Briefly describe the roles of VLDL, LDL, and HDL in the bodyVLDL (Very Low Density Lipoproteins): -Primary function is to transport triglycerides to skeletal muscles and adipose tissues. LDL (Low Density Lipoproteins) -Deliver cholesterol to peripheral tissues. HDL (High Density Lipoproteins) -Transport excess cholesterol from peripheral tissues back to the liver for storage or excretion in the bile.Define/describe the following terms related to protein metabolism: transamination, deamination, and "essential amino acid".Transamination: The process by which an amino group from one amino acid is transferred to a carbon compound to form a new amino acid. -"Remodeling" to form other amino acids Deamination: The amino group is removed and an ammonium ion is released. -produces a different amino acid -this new acid molecule can be converted into pyruvic acid or acetyl-CoA Essential amino acid - Amino acids that are needed, but cannot be made by the body; they must be eaten in foodsDescribe the roles of insulin and glucagon in regulating blood glucose levels•Insulin: lowers blood glucose levels • Secreted by β cells of the pancreas • Increases glucose uptake by cells • Increases conversion of glucose → glycogen •Glucagon: raises blood glucose levels • Secreted by α cells of the pancreas • Increases rate of breakdown of glycogen → glucoseDefine/describe the following terms relating to the conversion of glucose: glucogenesis, glycogenolysis, gluconeogenesis, glycogenesis, plus how glucose conversion relates to lipogenesis and lipolysis.glucogenesis: If a cell needs glucose, it can get it -The formation of glucose through the breakdown of glycogen. glycogenolysis: Breaking down glycogen gluconeogenesis: Converting non-carbohydrate molecules into glucose molecules glycogenesis: production of glycogen from glucose If a cell needs to store glucose If a cell needs to be stored -it can Convert it to lipid (by a process called lipogenesis)Compare and contrast the absorptive and post-absorptive states.

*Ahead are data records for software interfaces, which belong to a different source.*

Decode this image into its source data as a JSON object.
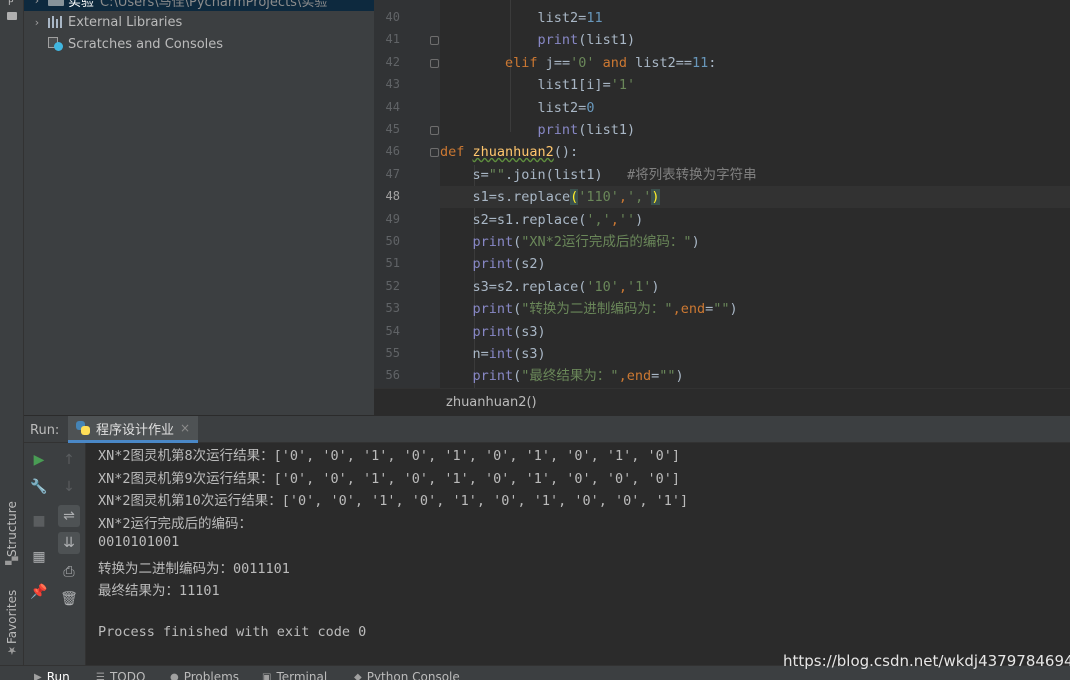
{
  "left_strip": {
    "project_letter": "P",
    "structure_label": "Structure",
    "favorites_label": "Favorites"
  },
  "project_tree": {
    "items": [
      {
        "label": "实验",
        "path": "C:\\Users\\马佳\\PycharmProjects\\实验",
        "icon": "folder-icon"
      },
      {
        "label": "External Libraries",
        "icon": "libraries-icon"
      },
      {
        "label": "Scratches and Consoles",
        "icon": "scratches-icon"
      }
    ]
  },
  "editor": {
    "current_line": 48,
    "lines": [
      {
        "num": "40",
        "tokens": [
          {
            "t": "            list2",
            "c": "plain"
          },
          {
            "t": "=",
            "c": "plain"
          },
          {
            "t": "11",
            "c": "num"
          }
        ]
      },
      {
        "num": "41",
        "tokens": [
          {
            "t": "            ",
            "c": "plain"
          },
          {
            "t": "print",
            "c": "builtin"
          },
          {
            "t": "(list1)",
            "c": "plain"
          }
        ]
      },
      {
        "num": "42",
        "tokens": [
          {
            "t": "        ",
            "c": "plain"
          },
          {
            "t": "elif",
            "c": "kw"
          },
          {
            "t": " j",
            "c": "plain"
          },
          {
            "t": "==",
            "c": "plain"
          },
          {
            "t": "'0'",
            "c": "str"
          },
          {
            "t": " and ",
            "c": "kw"
          },
          {
            "t": "list2",
            "c": "plain"
          },
          {
            "t": "==",
            "c": "plain"
          },
          {
            "t": "11",
            "c": "num"
          },
          {
            "t": ":",
            "c": "plain"
          }
        ]
      },
      {
        "num": "43",
        "tokens": [
          {
            "t": "            list1[i]",
            "c": "plain"
          },
          {
            "t": "=",
            "c": "plain"
          },
          {
            "t": "'1'",
            "c": "str"
          }
        ]
      },
      {
        "num": "44",
        "tokens": [
          {
            "t": "            list2",
            "c": "plain"
          },
          {
            "t": "=",
            "c": "plain"
          },
          {
            "t": "0",
            "c": "num"
          }
        ]
      },
      {
        "num": "45",
        "tokens": [
          {
            "t": "            ",
            "c": "plain"
          },
          {
            "t": "print",
            "c": "builtin"
          },
          {
            "t": "(list1)",
            "c": "plain"
          }
        ]
      },
      {
        "num": "46",
        "tokens": [
          {
            "t": "def ",
            "c": "kw"
          },
          {
            "t": "zhuanhuan2",
            "c": "fn"
          },
          {
            "t": "():",
            "c": "plain"
          }
        ]
      },
      {
        "num": "47",
        "tokens": [
          {
            "t": "    s",
            "c": "plain"
          },
          {
            "t": "=",
            "c": "plain"
          },
          {
            "t": "\"\"",
            "c": "str"
          },
          {
            "t": ".join(list1)   ",
            "c": "plain"
          },
          {
            "t": "#将列表转换为字符串",
            "c": "cmt"
          }
        ]
      },
      {
        "num": "48",
        "tokens": [
          {
            "t": "    s1",
            "c": "plain"
          },
          {
            "t": "=",
            "c": "plain"
          },
          {
            "t": "s.replace",
            "c": "plain"
          },
          {
            "t": "(",
            "c": "match"
          },
          {
            "t": "'110'",
            "c": "str"
          },
          {
            "t": ",",
            "c": "kw"
          },
          {
            "t": "','",
            "c": "str"
          },
          {
            "t": ")",
            "c": "match"
          }
        ]
      },
      {
        "num": "49",
        "tokens": [
          {
            "t": "    s2",
            "c": "plain"
          },
          {
            "t": "=",
            "c": "plain"
          },
          {
            "t": "s1.replace(",
            "c": "plain"
          },
          {
            "t": "','",
            "c": "str"
          },
          {
            "t": ",",
            "c": "kw"
          },
          {
            "t": "''",
            "c": "str"
          },
          {
            "t": ")",
            "c": "plain"
          }
        ]
      },
      {
        "num": "50",
        "tokens": [
          {
            "t": "    ",
            "c": "plain"
          },
          {
            "t": "print",
            "c": "builtin"
          },
          {
            "t": "(",
            "c": "plain"
          },
          {
            "t": "\"XN*2运行完成后的编码：\"",
            "c": "str"
          },
          {
            "t": ")",
            "c": "plain"
          }
        ]
      },
      {
        "num": "51",
        "tokens": [
          {
            "t": "    ",
            "c": "plain"
          },
          {
            "t": "print",
            "c": "builtin"
          },
          {
            "t": "(s2)",
            "c": "plain"
          }
        ]
      },
      {
        "num": "52",
        "tokens": [
          {
            "t": "    s3",
            "c": "plain"
          },
          {
            "t": "=",
            "c": "plain"
          },
          {
            "t": "s2.replace(",
            "c": "plain"
          },
          {
            "t": "'10'",
            "c": "str"
          },
          {
            "t": ",",
            "c": "kw"
          },
          {
            "t": "'1'",
            "c": "str"
          },
          {
            "t": ")",
            "c": "plain"
          }
        ]
      },
      {
        "num": "53",
        "tokens": [
          {
            "t": "    ",
            "c": "plain"
          },
          {
            "t": "print",
            "c": "builtin"
          },
          {
            "t": "(",
            "c": "plain"
          },
          {
            "t": "\"转换为二进制编码为：\"",
            "c": "str"
          },
          {
            "t": ",",
            "c": "kw"
          },
          {
            "t": "end",
            "c": "kw"
          },
          {
            "t": "=",
            "c": "plain"
          },
          {
            "t": "\"\"",
            "c": "str"
          },
          {
            "t": ")",
            "c": "plain"
          }
        ]
      },
      {
        "num": "54",
        "tokens": [
          {
            "t": "    ",
            "c": "plain"
          },
          {
            "t": "print",
            "c": "builtin"
          },
          {
            "t": "(s3)",
            "c": "plain"
          }
        ]
      },
      {
        "num": "55",
        "tokens": [
          {
            "t": "    n",
            "c": "plain"
          },
          {
            "t": "=",
            "c": "plain"
          },
          {
            "t": "int",
            "c": "builtin"
          },
          {
            "t": "(s3)",
            "c": "plain"
          }
        ]
      },
      {
        "num": "56",
        "tokens": [
          {
            "t": "    ",
            "c": "plain"
          },
          {
            "t": "print",
            "c": "builtin"
          },
          {
            "t": "(",
            "c": "plain"
          },
          {
            "t": "\"最终结果为：\"",
            "c": "str"
          },
          {
            "t": ",",
            "c": "kw"
          },
          {
            "t": "end",
            "c": "kw"
          },
          {
            "t": "=",
            "c": "plain"
          },
          {
            "t": "\"\"",
            "c": "str"
          },
          {
            "t": ")",
            "c": "plain"
          }
        ]
      }
    ]
  },
  "breadcrumb": {
    "text": "zhuanhuan2()"
  },
  "run_panel": {
    "label": "Run:",
    "tab_title": "程序设计作业",
    "tab_close": "×",
    "console_lines": [
      "XN*2图灵机第8次运行结果：['0', '0', '1', '0', '1', '0', '1', '0', '1', '0']",
      "XN*2图灵机第9次运行结果：['0', '0', '1', '0', '1', '0', '1', '0', '0', '0']",
      "XN*2图灵机第10次运行结果：['0', '0', '1', '0', '1', '0', '1', '0', '0', '1']",
      "XN*2运行完成后的编码：",
      "0010101001",
      "转换为二进制编码为：0011101",
      "最终结果为：11101",
      "",
      "Process finished with exit code 0"
    ]
  },
  "bottom_tabs": [
    {
      "label": "Run",
      "icon": "play-icon"
    },
    {
      "label": "TODO",
      "icon": "list-icon"
    },
    {
      "label": "Problems",
      "icon": "info-icon"
    },
    {
      "label": "Terminal",
      "icon": "terminal-icon"
    },
    {
      "label": "Python Console",
      "icon": "python-icon"
    }
  ],
  "watermark": {
    "text": "https://blog.csdn.net/wkdj43797846949"
  }
}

Include a general description of each, the timing (relative to the time since your last meal), and the key hormone(s) of eachAbsorptive State: -Follows a meal (4 hours) -Nutrient absorption occurs -Insulin is main hormone -Others include: gastrin, secretin, and CCK... Plus GH, androgens, and estrogens Post-absorptive State: -No nutrient absorption; body must rely on stored energy reserves (carbs, then lipids + proteins...) -Glucagon is main hormone -Others include: epinephrine, growth hormone, and glucocorticoids (Ex: Cortisol)Describe the role of TH in regulation of metabolic rate and heat production.• Activates the gene to produce the Na+-K+ pump • More Na+-K+ pumps, more ATP used, more heat given off • Within mitochondria, TH causes the inner membrane to become "leaky" to H+ ions • Less of a H+ gradient in the intermembrane space • Less efficient production of ATP • More glucose needs to be broken down to produce the ATP that the cell needs • More heat given offDescribe the role of leptin in appetite regulation-Inhibits NPY and stimulates melanocortin secretion, therefore inhibits appetite overall -Released by fat cells (adipose tissue) to let body know how much fat stores it has -However, some obese people have lots of leptinIdentify the following chemicals as either stimulating appetite or signaling satiety: ghrelin, CCK, leptin, insulin, melanocortin, NPY (no additional details needed).-Ghrelin (short term) → Stimulates hunger Stimulate satiety -Peptide YY (short term) -cholecystokinin (CCK) (short term) -Obestatin? (short term) -Leptin (longer term) -Insulin (longer term) -Stimulate brain to release or inhibit either neuropeptide Y (NPY - an appetite stimulant) or melanocortin (inhibits eating)